Whether it’s Zumba’s infectious world beats or the hip-hop that Olympian Michael Phelps prefers, your workout playlist works for you on many levels—during and even before you exercise.

First, there’s something about music that triggers a fundamental mind-body connection. There are direct connections from neurons related to hearing, to those related to movement. Jessica Grahn, a cognitive neuroscientist at Western University’s Brain and Mind Institute in Ontario, Canada, told Scientific American that the same connection activated by a loud noise is active for sounds that aren’t startling, such as music. The startling sound makes you jump, while the music prompts you to clap, tap your foot, or otherwise keep time.
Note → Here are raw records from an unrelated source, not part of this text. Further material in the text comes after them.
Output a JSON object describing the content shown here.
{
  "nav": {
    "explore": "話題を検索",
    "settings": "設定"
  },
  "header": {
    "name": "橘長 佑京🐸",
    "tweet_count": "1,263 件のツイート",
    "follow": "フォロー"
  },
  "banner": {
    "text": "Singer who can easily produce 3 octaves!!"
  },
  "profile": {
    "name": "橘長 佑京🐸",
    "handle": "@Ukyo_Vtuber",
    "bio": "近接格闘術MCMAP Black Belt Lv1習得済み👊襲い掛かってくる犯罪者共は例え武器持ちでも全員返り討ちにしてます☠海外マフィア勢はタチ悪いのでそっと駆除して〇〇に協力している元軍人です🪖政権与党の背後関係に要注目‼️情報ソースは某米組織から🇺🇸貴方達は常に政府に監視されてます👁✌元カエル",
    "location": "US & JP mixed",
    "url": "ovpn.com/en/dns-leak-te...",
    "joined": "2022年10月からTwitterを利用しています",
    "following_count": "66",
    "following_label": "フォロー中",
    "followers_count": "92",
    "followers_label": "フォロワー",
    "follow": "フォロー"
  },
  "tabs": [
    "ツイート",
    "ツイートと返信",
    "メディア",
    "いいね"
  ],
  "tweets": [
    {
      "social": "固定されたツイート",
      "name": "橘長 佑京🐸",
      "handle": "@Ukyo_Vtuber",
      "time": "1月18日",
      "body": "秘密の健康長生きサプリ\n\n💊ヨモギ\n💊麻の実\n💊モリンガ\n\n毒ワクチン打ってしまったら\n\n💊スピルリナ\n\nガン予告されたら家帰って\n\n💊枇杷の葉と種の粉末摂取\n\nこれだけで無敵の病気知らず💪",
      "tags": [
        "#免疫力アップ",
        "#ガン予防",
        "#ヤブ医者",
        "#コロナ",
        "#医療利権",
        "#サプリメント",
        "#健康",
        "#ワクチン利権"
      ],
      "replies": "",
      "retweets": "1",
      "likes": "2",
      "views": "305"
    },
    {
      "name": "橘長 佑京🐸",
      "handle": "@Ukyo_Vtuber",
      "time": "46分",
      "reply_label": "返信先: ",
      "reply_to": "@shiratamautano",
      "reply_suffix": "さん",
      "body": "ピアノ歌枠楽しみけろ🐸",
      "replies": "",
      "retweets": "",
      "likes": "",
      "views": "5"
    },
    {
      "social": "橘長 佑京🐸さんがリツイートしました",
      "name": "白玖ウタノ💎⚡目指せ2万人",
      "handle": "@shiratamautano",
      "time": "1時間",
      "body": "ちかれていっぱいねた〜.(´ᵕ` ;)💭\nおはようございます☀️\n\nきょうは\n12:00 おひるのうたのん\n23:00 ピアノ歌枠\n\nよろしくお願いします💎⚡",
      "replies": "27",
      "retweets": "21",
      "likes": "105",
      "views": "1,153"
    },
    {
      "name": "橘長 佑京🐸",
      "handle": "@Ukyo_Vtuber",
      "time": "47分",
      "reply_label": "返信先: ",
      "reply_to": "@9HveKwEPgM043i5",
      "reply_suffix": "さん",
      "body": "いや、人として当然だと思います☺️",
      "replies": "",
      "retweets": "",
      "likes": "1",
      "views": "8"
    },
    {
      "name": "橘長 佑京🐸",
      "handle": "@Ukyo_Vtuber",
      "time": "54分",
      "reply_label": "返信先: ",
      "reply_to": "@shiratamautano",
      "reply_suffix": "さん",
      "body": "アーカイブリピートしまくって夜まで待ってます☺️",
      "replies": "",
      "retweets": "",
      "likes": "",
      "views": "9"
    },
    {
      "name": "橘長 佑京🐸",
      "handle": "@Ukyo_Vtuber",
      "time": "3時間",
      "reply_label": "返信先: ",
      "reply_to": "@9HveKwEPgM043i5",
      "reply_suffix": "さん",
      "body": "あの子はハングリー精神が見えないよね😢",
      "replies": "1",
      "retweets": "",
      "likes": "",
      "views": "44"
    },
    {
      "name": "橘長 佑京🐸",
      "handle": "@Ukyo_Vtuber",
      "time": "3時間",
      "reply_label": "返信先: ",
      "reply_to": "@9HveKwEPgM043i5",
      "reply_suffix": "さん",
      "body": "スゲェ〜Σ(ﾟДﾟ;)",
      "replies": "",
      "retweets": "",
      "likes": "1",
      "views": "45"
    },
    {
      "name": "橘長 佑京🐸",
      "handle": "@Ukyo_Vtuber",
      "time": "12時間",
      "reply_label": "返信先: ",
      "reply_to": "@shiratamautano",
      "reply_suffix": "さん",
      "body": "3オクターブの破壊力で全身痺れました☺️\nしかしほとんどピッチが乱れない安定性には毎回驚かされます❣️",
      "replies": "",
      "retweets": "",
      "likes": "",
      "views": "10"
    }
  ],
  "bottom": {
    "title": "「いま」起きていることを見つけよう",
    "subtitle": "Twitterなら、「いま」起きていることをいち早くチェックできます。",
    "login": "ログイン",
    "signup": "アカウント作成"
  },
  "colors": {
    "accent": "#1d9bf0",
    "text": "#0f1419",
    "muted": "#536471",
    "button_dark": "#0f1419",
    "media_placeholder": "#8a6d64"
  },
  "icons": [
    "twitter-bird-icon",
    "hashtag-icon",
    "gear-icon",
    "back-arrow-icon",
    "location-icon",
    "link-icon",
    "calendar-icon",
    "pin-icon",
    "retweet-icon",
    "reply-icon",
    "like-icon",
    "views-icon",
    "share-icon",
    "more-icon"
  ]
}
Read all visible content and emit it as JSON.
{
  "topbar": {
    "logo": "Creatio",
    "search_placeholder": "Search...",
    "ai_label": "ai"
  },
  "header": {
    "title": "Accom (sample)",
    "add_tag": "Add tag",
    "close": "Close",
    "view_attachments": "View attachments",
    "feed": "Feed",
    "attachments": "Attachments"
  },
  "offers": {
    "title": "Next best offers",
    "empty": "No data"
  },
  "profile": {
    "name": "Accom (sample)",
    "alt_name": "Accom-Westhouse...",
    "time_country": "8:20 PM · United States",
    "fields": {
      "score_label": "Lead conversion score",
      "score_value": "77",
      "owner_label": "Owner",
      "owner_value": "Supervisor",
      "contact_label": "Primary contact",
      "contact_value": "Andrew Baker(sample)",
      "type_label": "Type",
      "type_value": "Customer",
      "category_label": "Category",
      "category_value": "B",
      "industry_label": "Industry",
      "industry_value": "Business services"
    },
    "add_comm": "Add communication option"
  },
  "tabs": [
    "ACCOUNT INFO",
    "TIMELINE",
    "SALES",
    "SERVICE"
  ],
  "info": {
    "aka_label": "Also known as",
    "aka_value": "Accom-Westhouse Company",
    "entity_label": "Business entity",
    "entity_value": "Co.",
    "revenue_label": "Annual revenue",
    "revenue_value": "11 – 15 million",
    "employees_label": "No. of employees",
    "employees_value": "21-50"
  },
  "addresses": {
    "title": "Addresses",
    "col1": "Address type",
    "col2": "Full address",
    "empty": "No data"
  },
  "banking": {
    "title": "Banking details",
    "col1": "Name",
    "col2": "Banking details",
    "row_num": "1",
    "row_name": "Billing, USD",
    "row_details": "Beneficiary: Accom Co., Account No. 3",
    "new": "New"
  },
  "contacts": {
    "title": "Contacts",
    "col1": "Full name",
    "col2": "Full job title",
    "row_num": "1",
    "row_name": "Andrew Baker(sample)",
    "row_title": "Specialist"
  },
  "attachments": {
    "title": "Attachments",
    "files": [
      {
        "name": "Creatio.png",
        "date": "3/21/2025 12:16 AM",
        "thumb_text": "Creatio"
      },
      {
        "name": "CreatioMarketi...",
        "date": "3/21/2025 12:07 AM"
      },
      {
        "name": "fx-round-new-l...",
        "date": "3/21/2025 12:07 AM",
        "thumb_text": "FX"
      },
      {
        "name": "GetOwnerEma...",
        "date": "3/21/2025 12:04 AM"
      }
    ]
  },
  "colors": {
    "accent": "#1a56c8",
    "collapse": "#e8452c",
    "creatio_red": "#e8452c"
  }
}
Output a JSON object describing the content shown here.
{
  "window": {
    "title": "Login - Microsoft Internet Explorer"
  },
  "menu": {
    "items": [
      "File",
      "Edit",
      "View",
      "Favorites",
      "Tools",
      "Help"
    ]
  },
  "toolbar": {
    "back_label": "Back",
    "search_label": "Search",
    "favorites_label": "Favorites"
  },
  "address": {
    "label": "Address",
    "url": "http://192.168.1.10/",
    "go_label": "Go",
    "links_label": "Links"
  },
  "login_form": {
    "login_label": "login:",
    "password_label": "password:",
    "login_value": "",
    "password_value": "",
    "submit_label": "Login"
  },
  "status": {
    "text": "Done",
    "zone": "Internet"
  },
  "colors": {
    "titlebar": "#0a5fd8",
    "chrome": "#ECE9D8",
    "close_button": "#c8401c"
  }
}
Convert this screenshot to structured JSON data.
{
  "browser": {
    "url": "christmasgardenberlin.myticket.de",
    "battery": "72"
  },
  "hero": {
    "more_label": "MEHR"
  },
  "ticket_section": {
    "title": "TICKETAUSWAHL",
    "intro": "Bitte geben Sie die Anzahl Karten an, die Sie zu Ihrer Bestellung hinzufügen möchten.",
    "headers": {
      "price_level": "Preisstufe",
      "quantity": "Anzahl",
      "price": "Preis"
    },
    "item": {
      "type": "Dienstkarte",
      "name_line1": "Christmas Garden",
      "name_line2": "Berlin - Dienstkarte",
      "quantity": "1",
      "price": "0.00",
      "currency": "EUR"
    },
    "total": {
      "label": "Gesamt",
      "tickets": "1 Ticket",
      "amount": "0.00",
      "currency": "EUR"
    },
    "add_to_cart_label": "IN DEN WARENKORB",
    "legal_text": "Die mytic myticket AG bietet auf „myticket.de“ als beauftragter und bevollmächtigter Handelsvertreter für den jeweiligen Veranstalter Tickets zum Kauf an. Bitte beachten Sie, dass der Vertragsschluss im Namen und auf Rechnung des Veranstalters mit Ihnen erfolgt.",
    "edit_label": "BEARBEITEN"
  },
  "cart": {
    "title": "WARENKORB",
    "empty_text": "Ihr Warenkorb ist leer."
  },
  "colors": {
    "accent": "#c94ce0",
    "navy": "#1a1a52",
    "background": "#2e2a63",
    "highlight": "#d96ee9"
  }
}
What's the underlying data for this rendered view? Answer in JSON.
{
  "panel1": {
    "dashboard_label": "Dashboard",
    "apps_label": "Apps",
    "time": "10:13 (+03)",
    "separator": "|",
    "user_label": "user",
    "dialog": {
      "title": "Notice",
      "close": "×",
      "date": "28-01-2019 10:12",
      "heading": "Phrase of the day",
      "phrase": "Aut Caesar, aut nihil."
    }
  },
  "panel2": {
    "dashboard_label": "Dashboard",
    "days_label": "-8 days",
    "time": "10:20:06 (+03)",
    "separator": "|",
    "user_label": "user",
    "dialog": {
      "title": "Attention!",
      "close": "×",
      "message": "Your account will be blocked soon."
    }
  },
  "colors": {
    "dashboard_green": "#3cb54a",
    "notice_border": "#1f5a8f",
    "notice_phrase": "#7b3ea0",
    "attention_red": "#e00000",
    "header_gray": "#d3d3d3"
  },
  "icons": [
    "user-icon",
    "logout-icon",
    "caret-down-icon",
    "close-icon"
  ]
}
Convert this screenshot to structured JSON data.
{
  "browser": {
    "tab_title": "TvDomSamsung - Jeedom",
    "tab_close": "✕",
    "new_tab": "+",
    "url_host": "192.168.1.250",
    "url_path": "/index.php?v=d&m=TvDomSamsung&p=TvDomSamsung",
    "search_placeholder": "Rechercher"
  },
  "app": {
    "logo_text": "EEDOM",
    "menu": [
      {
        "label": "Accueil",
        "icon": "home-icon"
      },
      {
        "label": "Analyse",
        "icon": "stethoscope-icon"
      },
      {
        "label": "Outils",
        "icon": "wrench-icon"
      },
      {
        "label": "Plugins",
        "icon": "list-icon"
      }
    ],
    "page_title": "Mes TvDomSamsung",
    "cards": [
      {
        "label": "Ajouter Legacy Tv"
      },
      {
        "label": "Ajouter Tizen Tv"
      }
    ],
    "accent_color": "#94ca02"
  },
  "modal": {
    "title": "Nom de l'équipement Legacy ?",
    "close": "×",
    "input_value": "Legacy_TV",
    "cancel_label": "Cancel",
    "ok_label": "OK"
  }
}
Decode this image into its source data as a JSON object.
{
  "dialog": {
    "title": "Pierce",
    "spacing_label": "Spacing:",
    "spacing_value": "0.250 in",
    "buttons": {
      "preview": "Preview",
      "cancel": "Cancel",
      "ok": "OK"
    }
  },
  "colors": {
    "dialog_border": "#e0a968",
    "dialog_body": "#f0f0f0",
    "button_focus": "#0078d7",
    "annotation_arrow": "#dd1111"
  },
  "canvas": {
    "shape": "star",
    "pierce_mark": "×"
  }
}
Most of us who listen to music also know it can distract you during your workout—so you go a little longer, or a little harder. But there’s recent research that shows songs with a lot of bass can prepare you for a powerful workout before you start to exercise. A study by the Kellogg School of Management at Northwestern University proves that music with high levels of bass, in particular, gives listeners a heightened sense of power and control before their workout.